◆ Exercise data
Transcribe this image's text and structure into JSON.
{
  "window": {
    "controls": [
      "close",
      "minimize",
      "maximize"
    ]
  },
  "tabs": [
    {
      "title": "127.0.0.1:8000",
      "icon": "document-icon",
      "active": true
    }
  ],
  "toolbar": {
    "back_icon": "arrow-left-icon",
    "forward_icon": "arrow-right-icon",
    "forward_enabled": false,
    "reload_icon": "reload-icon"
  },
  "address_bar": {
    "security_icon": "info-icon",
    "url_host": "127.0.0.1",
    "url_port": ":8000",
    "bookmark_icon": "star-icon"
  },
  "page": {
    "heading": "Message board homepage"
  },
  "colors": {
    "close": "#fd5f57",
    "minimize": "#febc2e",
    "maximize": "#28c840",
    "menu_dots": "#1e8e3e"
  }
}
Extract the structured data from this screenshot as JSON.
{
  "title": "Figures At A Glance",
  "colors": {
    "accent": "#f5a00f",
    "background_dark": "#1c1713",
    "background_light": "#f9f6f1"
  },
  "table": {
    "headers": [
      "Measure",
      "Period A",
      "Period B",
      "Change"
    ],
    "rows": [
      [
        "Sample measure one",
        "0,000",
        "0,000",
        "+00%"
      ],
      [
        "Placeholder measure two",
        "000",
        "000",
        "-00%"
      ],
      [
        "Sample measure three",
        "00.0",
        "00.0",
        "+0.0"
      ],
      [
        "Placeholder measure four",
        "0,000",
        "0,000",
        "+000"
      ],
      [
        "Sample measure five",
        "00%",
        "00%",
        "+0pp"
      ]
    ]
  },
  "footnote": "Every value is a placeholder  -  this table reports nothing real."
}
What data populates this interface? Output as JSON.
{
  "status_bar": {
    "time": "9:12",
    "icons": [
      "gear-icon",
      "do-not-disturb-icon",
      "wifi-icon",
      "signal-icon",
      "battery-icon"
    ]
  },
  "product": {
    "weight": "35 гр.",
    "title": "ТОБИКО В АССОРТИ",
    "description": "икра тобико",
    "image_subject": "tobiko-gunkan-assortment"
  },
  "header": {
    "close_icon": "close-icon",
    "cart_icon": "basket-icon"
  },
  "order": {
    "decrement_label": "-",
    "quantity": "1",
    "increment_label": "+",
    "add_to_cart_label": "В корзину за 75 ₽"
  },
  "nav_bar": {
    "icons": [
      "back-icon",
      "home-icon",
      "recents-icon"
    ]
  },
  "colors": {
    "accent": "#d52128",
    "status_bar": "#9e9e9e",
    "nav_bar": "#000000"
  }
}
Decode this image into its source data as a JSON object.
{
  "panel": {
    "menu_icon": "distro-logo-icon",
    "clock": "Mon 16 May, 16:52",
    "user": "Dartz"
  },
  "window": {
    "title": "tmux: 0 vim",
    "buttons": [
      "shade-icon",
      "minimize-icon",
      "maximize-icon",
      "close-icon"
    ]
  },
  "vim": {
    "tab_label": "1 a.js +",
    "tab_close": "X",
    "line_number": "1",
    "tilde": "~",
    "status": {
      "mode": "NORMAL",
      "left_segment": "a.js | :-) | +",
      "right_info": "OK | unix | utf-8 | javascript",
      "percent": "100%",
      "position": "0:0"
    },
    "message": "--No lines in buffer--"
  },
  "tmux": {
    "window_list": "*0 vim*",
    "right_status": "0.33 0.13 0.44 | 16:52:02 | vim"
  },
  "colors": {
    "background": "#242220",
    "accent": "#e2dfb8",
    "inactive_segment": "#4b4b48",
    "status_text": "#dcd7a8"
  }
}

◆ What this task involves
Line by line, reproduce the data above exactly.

◆ Response area
Transcribe this image's text and structure into JSON.
{
  "window": {
    "controls": [
      "close",
      "minimize",
      "maximize"
    ]
  },
  "tabs": [
    {
      "title": "127.0.0.1:8000",
      "icon": "document-icon",
      "active": true
    }
  ],
  "toolbar": {
    "back_icon": "arrow-left-icon",
    "forward_icon": "arrow-right-icon",
    "forward_enabled": false,
    "reload_icon": "reload-icon"
  },
  "address_bar": {
    "security_icon": "info-icon",
    "url_host": "127.0.0.1",
    "url_port": ":8000",
    "bookmark_icon": "star-icon"
  },
  "page": {
    "heading": "Message board homepage"
  },
  "colors": {
    "close": "#fd5f57",
    "minimize": "#febc2e",
    "maximize": "#28c840",
    "menu_dots": "#1e8e3e"
  }
}
Extract the structured data from this screenshot as JSON.
{
  "title": "Figures At A Glance",
  "colors": {
    "accent": "#f5a00f",
    "background_dark": "#1c1713",
    "background_light": "#f9f6f1"
  },
  "table": {
    "headers": [
      "Measure",
      "Period A",
      "Period B",
      "Change"
    ],
    "rows": [
      [
        "Sample measure one",
        "0,000",
        "0,000",
        "+00%"
      ],
      [
        "Placeholder measure two",
        "000",
        "000",
        "-00%"
      ],
      [
        "Sample measure three",
        "00.0",
        "00.0",
        "+0.0"
      ],
      [
        "Placeholder measure four",
        "0,000",
        "0,000",
        "+000"
      ],
      [
        "Sample measure five",
        "00%",
        "00%",
        "+0pp"
      ]
    ]
  },
  "footnote": "Every value is a placeholder  -  this table reports nothing real."
}
What data populates this interface? Output as JSON.
{
  "status_bar": {
    "time": "9:12",
    "icons": [
      "gear-icon",
      "do-not-disturb-icon",
      "wifi-icon",
      "signal-icon",
      "battery-icon"
    ]
  },
  "product": {
    "weight": "35 гр.",
    "title": "ТОБИКО В АССОРТИ",
    "description": "икра тобико",
    "image_subject": "tobiko-gunkan-assortment"
  },
  "header": {
    "close_icon": "close-icon",
    "cart_icon": "basket-icon"
  },
  "order": {
    "decrement_label": "-",
    "quantity": "1",
    "increment_label": "+",
    "add_to_cart_label": "В корзину за 75 ₽"
  },
  "nav_bar": {
    "icons": [
      "back-icon",
      "home-icon",
      "recents-icon"
    ]
  },
  "colors": {
    "accent": "#d52128",
    "status_bar": "#9e9e9e",
    "nav_bar": "#000000"
  }
}
Decode this image into its source data as a JSON object.
{
  "panel": {
    "menu_icon": "distro-logo-icon",
    "clock": "Mon 16 May, 16:52",
    "user": "Dartz"
  },
  "window": {
    "title": "tmux: 0 vim",
    "buttons": [
      "shade-icon",
      "minimize-icon",
      "maximize-icon",
      "close-icon"
    ]
  },
  "vim": {
    "tab_label": "1 a.js +",
    "tab_close": "X",
    "line_number": "1",
    "tilde": "~",
    "status": {
      "mode": "NORMAL",
      "left_segment": "a.js | :-) | +",
      "right_info": "OK | unix | utf-8 | javascript",
      "percent": "100%",
      "position": "0:0"
    },
    "message": "--No lines in buffer--"
  },
  "tmux": {
    "window_list": "*0 vim*",
    "right_status": "0.33 0.13 0.44 | 16:52:02 | vim"
  },
  "colors": {
    "background": "#242220",
    "accent": "#e2dfb8",
    "inactive_segment": "#4b4b48",
    "status_text": "#dcd7a8"
  }
}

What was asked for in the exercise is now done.